====== DATA EXCERPTS

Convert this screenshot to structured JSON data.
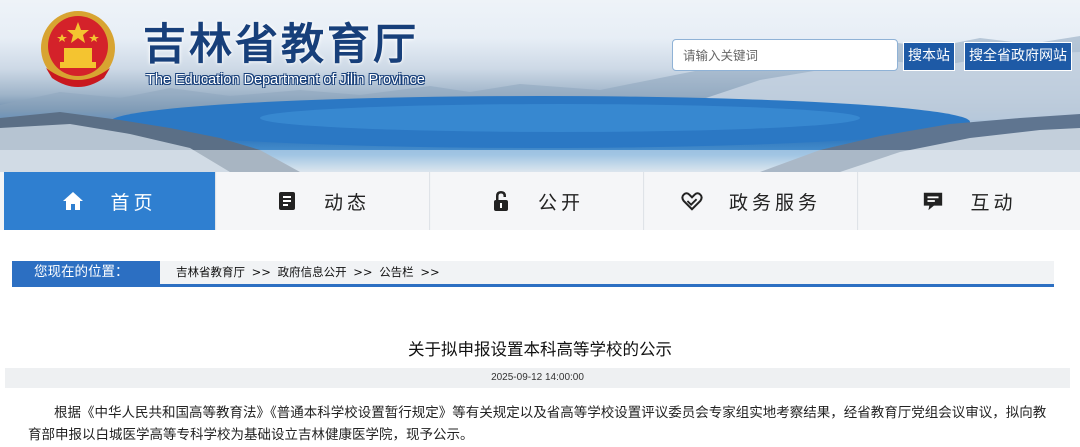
{
  "header": {
    "title": "吉林省教育厅",
    "subtitle": "The Education Department of Jilin Province",
    "search_placeholder": "请输入关键词",
    "search_this_site": "搜本站",
    "search_provincial_sites": "搜全省政府网站"
  },
  "nav": {
    "items": [
      {
        "label": "首页",
        "icon": "home-icon",
        "active": true
      },
      {
        "label": "动态",
        "icon": "document-icon",
        "active": false
      },
      {
        "label": "公开",
        "icon": "lock-icon",
        "active": false
      },
      {
        "label": "政务服务",
        "icon": "handshake-heart-icon",
        "active": false
      },
      {
        "label": "互动",
        "icon": "chat-icon",
        "active": false
      }
    ]
  },
  "breadcrumb": {
    "label": "您现在的位置：",
    "items": [
      "吉林省教育厅",
      ">>",
      "政府信息公开",
      ">>",
      "公告栏",
      ">>"
    ]
  },
  "article": {
    "title": "关于拟申报设置本科高等学校的公示",
    "date": "2025-09-12 14:00:00",
    "body": "根据《中华人民共和国高等教育法》《普通本科学校设置暂行规定》等有关规定以及省高等学校设置评议委员会专家组实地考察结果，经省教育厅党组会议审议，拟向教育部申报以白城医学高等专科学校为基础设立吉林健康医学院，现予公示。"
  },
  "colors": {
    "nav_active": "#2f7fd0",
    "breadcrumb_blue": "#2c6fc2",
    "search_button": "#1e5aa6",
    "title_blue": "#173f7a"
  }
}
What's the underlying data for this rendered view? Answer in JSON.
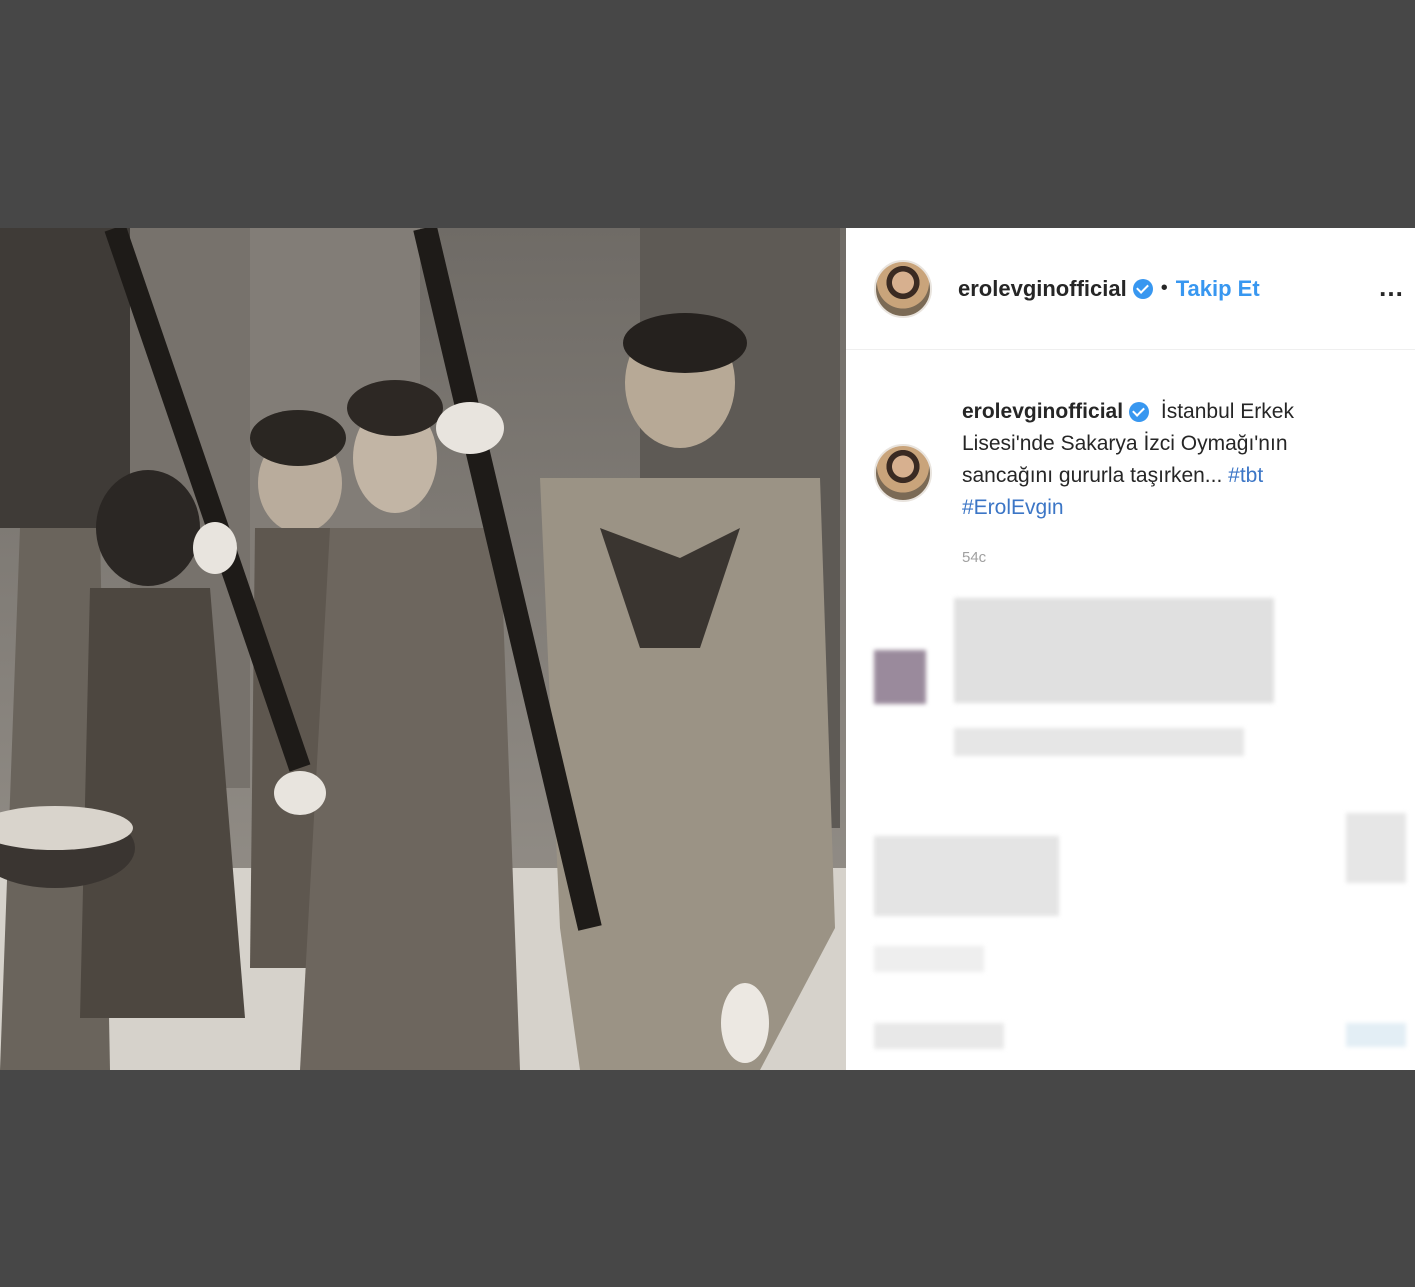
{
  "post": {
    "header": {
      "username": "erolevginofficial",
      "separator": "•",
      "follow_label": "Takip Et",
      "more_icon": "…"
    },
    "caption": {
      "username": "erolevginofficial",
      "text": "İstanbul Erkek Lisesi'nde Sakarya İzci Oymağı'nın sancağını gururla taşırken...",
      "hashtag_1": "#tbt",
      "hashtag_2": "#ErolEvgin",
      "time": "54c"
    },
    "photo": {
      "description_icon": "black-and-white-photo"
    }
  },
  "colors": {
    "background": "#474747",
    "panel": "#ffffff",
    "link": "#3897f0",
    "verified": "#3897f0"
  }
}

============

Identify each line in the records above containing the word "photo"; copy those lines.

▸ ANSWER
    "photo": {
      "description_icon": "black-and-white-photo"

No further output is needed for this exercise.